SEJONG, Apr. 2 (Korea Bizwire) — Eight out of 10 primary school students received private education and other extracurricular activities in the past decade, with a majority of their parents feeling the pinch of high education costs, data showed Monday.
According to the data compiled by Statistics Korea, 80 percent of the country’s elementary school students received supplementary education services in Korean, English, mathematics, sports and arts curricula between 2007 and 2016.
The rate has been on a decline since 2007, when the comparable figure was 88.8 percent.
In 2016, 63.8 percent of the middle school students were involved in private education, down from 74.6 percent in 2007, with the number falling to 52.4 percent from 55 percent among high school students over the cited period, the data showed.
The monthly spending on private education by elementary school students reached 241,000 won (US$228) over the cited period, with figures being 275,000 won and 262,000 won for those in middle school and for high school, respectively, the latest data showed.
South Korean parents are known for their enthusiasm about education, with private education spending staying significantly high, though its growth has been slowing in recent years.

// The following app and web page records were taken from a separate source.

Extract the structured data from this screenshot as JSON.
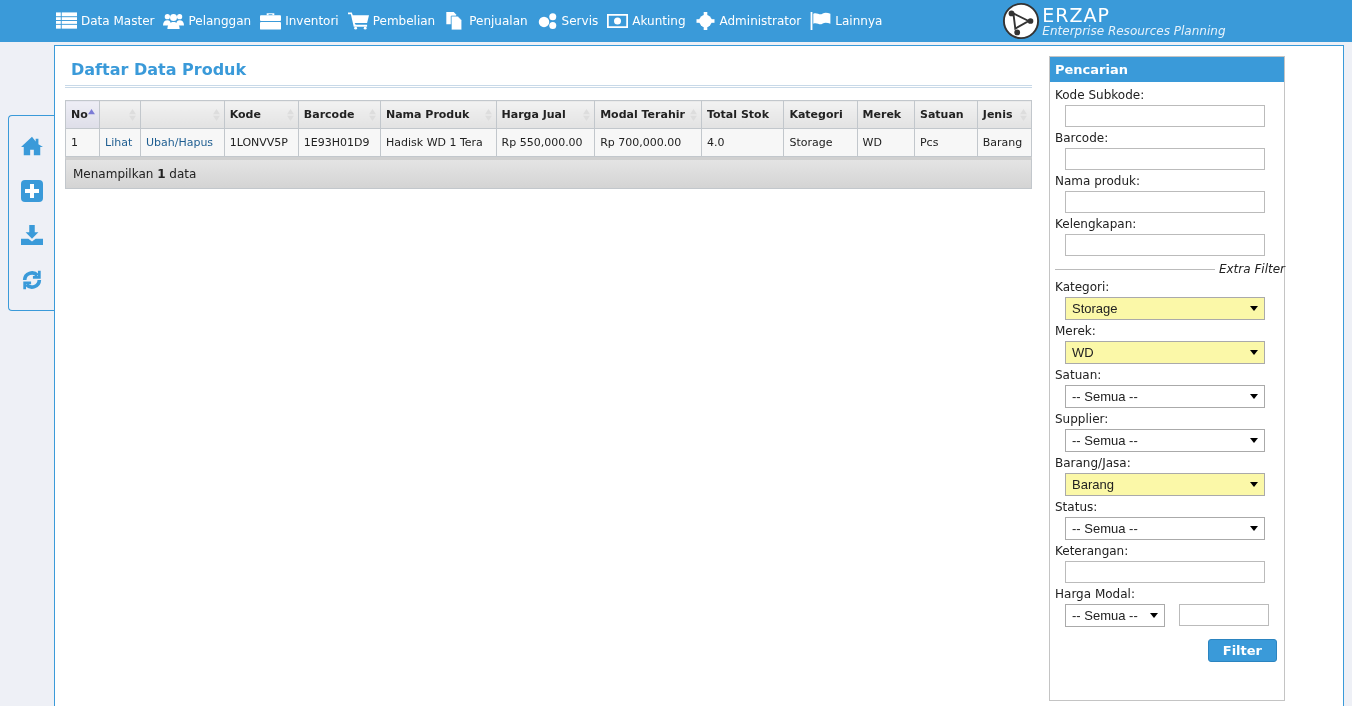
{
  "nav": {
    "items": [
      {
        "label": "Data Master"
      },
      {
        "label": "Pelanggan"
      },
      {
        "label": "Inventori"
      },
      {
        "label": "Pembelian"
      },
      {
        "label": "Penjualan"
      },
      {
        "label": "Servis"
      },
      {
        "label": "Akunting"
      },
      {
        "label": "Administrator"
      },
      {
        "label": "Lainnya"
      }
    ],
    "logo": {
      "name": "ERZAP",
      "tagline": "Enterprise Resources Planning"
    }
  },
  "page_title": "Daftar Data Produk",
  "table": {
    "columns": [
      {
        "label": "No",
        "sortable": true,
        "sorted": true
      },
      {
        "sortable": true,
        "sorted": false
      },
      {
        "sortable": true,
        "sorted": false
      },
      {
        "label": "Kode",
        "sortable": true,
        "sorted": false
      },
      {
        "label": "Barcode",
        "sortable": true,
        "sorted": false
      },
      {
        "label": "Nama Produk",
        "sortable": true,
        "sorted": false
      },
      {
        "label": "Harga Jual",
        "sortable": true,
        "sorted": false
      },
      {
        "label": "Modal Terahir",
        "sortable": true,
        "sorted": false
      },
      {
        "label": "Total Stok",
        "sortable": false,
        "sorted": false
      },
      {
        "label": "Kategori",
        "sortable": false,
        "sorted": false
      },
      {
        "label": "Merek",
        "sortable": false,
        "sorted": false
      },
      {
        "label": "Satuan",
        "sortable": false,
        "sorted": false
      },
      {
        "label": "Jenis",
        "sortable": true,
        "sorted": false
      }
    ],
    "rows": [
      {
        "cells": [
          {
            "kind": "text",
            "text": "1"
          },
          {
            "kind": "link",
            "text": "Lihat"
          },
          {
            "kind": "link",
            "text": "Ubah/Hapus"
          },
          {
            "kind": "text",
            "text": "1LONVV5P"
          },
          {
            "kind": "text",
            "text": "1E93H01D9"
          },
          {
            "kind": "text",
            "text": "Hadisk WD 1 Tera"
          },
          {
            "kind": "text",
            "text": "Rp 550,000.00"
          },
          {
            "kind": "text",
            "text": "Rp 700,000.00"
          },
          {
            "kind": "text",
            "text": "4.0"
          },
          {
            "kind": "text",
            "text": "Storage"
          },
          {
            "kind": "text",
            "text": "WD"
          },
          {
            "kind": "text",
            "text": "Pcs"
          },
          {
            "kind": "text",
            "text": "Barang"
          }
        ]
      }
    ],
    "footer": "Menampilkan **1** data"
  },
  "filter": {
    "title": "Pencarian",
    "button": "Filter",
    "fields": [
      {
        "kind": "text",
        "label": "Kode Subkode:"
      },
      {
        "kind": "text",
        "label": "Barcode:"
      },
      {
        "kind": "text",
        "label": "Nama produk:"
      },
      {
        "kind": "text",
        "label": "Kelengkapan:"
      },
      {
        "kind": "divider",
        "label": "Extra Filter"
      },
      {
        "kind": "select",
        "label": "Kategori:",
        "value": "Storage",
        "highlighted": true
      },
      {
        "kind": "select",
        "label": "Merek:",
        "value": "WD",
        "highlighted": true
      },
      {
        "kind": "select",
        "label": "Satuan:",
        "value": "-- Semua --",
        "highlighted": false
      },
      {
        "kind": "select",
        "label": "Supplier:",
        "value": "-- Semua --",
        "highlighted": false
      },
      {
        "kind": "select",
        "label": "Barang/Jasa:",
        "value": "Barang",
        "highlighted": true
      },
      {
        "kind": "select",
        "label": "Status:",
        "value": "-- Semua --",
        "highlighted": false
      },
      {
        "kind": "text",
        "label": "Keterangan:"
      },
      {
        "kind": "select_text",
        "label": "Harga Modal:",
        "value": "-- Semua --",
        "highlighted": false
      }
    ]
  }
}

Monthly expenditures on private education here reached an all-time high last year amid a steady drop in the number of students.
Average spending on private education per month stood at 271,000 won per child in 2017, up 5.9 percent, or 15,000 won, from a year earlier, earlier data showed.
It marked the largest monthly total since 2007, when the government started to compile such data.